● Task description:
Count how many lines of the data include the string "reviews", then say that number and stop.

[Dataset excerpts]
+ + + + + + +

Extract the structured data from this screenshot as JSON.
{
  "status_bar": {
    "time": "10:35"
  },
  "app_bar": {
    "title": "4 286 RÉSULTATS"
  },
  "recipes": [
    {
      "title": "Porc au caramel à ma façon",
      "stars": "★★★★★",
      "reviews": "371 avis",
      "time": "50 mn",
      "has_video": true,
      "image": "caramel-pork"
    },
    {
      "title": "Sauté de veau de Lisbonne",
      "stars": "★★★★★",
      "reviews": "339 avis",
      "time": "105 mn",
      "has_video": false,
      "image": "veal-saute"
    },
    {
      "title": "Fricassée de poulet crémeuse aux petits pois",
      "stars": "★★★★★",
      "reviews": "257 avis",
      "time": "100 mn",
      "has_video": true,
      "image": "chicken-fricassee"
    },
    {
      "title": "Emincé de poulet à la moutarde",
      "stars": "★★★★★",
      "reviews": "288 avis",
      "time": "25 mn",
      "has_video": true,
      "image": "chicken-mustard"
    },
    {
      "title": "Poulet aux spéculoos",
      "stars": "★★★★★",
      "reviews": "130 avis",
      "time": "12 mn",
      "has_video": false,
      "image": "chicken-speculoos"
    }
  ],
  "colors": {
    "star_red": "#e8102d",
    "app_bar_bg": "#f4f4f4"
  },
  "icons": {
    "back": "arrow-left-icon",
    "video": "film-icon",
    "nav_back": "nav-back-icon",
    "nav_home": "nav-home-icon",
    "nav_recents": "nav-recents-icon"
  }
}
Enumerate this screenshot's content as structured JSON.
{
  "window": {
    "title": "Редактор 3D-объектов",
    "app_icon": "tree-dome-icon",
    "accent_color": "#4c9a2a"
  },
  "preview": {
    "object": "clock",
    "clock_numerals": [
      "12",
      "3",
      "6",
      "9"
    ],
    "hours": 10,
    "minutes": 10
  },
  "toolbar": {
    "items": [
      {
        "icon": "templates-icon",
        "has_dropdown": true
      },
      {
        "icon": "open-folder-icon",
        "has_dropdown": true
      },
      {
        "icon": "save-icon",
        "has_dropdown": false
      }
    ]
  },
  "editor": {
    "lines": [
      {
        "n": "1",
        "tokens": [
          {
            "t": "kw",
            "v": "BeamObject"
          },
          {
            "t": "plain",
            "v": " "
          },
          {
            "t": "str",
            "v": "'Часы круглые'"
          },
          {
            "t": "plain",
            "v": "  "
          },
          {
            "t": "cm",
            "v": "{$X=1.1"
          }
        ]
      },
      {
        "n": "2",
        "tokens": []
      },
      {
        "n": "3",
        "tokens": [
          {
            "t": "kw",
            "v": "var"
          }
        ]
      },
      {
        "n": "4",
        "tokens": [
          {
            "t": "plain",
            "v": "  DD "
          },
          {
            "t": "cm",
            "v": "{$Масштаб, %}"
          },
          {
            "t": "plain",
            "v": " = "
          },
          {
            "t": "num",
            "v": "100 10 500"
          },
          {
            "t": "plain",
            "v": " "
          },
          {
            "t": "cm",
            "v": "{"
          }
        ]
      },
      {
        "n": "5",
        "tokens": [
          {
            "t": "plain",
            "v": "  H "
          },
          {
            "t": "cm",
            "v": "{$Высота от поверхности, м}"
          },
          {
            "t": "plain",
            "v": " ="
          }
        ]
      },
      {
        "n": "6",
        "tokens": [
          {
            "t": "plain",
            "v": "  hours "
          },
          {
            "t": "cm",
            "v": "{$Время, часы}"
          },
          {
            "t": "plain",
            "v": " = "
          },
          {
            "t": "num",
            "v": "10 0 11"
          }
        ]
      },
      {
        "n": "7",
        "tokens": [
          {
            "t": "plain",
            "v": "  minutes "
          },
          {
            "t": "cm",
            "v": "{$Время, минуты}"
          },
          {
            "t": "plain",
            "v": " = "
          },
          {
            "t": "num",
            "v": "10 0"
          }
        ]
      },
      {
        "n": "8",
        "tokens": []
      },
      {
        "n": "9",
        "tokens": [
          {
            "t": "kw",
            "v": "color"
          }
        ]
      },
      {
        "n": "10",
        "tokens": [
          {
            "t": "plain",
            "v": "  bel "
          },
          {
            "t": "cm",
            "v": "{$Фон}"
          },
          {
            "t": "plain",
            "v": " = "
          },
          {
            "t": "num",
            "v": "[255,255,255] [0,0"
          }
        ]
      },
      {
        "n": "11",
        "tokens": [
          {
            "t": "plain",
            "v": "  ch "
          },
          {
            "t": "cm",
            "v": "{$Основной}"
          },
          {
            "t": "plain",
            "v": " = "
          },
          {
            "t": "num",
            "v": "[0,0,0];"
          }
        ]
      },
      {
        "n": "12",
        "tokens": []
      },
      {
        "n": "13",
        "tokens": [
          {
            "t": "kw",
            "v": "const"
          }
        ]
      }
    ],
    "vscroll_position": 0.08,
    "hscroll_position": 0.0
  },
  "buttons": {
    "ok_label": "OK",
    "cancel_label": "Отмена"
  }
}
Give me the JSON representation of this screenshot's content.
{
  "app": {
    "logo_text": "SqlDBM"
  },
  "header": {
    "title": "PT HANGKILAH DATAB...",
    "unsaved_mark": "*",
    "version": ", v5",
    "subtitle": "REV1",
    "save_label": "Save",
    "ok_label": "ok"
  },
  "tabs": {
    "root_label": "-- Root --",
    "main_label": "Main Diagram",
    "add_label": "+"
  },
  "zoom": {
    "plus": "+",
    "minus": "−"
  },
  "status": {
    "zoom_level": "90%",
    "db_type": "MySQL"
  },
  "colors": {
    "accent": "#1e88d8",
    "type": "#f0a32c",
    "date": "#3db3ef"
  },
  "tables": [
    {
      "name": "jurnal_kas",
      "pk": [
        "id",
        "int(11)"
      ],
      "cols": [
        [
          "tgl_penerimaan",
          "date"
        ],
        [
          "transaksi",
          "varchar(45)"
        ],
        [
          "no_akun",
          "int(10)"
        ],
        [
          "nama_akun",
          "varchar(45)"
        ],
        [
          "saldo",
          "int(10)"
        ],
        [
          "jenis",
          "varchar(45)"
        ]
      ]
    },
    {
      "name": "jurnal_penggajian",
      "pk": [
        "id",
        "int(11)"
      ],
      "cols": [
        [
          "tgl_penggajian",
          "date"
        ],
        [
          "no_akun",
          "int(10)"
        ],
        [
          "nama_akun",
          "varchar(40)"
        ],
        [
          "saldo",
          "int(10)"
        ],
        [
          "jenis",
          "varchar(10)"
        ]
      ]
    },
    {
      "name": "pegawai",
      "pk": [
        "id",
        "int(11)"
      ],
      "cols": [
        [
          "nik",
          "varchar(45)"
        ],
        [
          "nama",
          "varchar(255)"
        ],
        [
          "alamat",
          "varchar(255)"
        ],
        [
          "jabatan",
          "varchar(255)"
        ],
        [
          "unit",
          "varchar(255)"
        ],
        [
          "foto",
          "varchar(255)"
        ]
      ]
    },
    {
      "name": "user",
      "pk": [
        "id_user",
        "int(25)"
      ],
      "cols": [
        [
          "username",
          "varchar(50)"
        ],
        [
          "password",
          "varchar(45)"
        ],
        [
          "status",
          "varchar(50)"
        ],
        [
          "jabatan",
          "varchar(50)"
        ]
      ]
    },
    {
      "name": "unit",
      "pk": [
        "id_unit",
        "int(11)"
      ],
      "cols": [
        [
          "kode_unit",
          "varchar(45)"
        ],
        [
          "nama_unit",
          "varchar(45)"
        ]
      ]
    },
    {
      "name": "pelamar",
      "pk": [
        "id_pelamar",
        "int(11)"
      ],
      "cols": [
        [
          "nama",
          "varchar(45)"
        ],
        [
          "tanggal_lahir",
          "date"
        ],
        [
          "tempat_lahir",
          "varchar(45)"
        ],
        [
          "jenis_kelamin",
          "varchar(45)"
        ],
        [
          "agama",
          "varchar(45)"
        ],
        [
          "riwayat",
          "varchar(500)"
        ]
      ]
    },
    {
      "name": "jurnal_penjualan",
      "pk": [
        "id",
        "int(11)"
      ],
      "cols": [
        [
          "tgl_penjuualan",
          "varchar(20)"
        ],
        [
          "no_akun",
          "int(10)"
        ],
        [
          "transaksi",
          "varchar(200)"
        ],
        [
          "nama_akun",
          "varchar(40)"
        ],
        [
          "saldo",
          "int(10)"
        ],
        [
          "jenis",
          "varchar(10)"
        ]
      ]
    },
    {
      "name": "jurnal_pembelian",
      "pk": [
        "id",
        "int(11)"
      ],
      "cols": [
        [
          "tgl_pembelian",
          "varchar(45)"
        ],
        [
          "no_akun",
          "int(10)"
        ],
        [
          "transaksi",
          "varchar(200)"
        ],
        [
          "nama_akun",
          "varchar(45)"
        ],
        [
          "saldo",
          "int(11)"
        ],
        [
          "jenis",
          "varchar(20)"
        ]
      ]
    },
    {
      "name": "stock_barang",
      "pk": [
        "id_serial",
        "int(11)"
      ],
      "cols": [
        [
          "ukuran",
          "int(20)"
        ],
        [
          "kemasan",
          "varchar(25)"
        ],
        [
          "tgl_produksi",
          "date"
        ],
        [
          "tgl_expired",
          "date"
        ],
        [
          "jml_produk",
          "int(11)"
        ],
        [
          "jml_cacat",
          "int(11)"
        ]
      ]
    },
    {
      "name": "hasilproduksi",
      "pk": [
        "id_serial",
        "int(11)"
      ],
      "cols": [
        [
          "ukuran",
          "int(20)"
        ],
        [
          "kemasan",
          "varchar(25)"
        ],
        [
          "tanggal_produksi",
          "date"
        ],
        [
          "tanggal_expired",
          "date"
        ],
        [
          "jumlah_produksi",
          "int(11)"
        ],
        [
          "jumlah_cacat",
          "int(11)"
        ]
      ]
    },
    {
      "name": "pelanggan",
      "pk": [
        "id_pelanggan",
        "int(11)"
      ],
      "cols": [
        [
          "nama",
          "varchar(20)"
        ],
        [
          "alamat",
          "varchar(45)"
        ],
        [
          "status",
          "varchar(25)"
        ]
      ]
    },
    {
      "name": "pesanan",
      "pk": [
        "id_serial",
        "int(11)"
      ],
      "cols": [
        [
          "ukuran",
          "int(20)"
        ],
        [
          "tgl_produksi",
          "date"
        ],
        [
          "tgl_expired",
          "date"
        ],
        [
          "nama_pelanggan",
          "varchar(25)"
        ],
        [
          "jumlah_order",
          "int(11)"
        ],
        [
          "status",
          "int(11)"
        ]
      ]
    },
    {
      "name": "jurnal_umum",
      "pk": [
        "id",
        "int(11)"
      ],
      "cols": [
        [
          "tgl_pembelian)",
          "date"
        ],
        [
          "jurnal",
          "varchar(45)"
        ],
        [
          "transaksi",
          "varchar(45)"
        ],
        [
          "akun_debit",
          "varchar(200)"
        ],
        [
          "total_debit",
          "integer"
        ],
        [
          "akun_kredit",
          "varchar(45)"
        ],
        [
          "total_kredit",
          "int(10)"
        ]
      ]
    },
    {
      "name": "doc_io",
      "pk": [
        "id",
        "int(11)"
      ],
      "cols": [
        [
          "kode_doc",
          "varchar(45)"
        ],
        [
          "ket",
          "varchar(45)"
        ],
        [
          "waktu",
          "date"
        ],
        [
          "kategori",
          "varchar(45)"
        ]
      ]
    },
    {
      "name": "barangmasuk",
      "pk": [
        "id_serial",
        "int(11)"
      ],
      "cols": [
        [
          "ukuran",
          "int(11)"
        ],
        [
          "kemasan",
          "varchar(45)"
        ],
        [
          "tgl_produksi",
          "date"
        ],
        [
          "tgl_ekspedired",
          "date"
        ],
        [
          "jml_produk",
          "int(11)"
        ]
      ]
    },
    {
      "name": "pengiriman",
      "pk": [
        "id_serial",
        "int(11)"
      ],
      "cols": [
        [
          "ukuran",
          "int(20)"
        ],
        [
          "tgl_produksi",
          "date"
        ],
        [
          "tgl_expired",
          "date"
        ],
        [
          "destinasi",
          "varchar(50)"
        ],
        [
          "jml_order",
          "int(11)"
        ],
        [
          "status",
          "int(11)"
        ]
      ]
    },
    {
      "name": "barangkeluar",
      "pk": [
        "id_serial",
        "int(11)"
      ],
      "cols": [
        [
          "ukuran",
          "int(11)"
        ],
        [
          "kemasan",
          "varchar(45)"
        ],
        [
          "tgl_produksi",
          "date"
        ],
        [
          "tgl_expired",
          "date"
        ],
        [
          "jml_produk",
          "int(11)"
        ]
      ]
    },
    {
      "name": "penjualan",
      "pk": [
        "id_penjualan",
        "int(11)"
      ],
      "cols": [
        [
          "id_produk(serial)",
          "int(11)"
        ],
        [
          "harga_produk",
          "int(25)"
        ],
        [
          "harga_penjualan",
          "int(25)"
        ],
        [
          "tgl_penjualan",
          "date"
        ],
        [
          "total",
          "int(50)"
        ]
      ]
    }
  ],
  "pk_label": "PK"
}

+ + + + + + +

● Output for this exercise:
5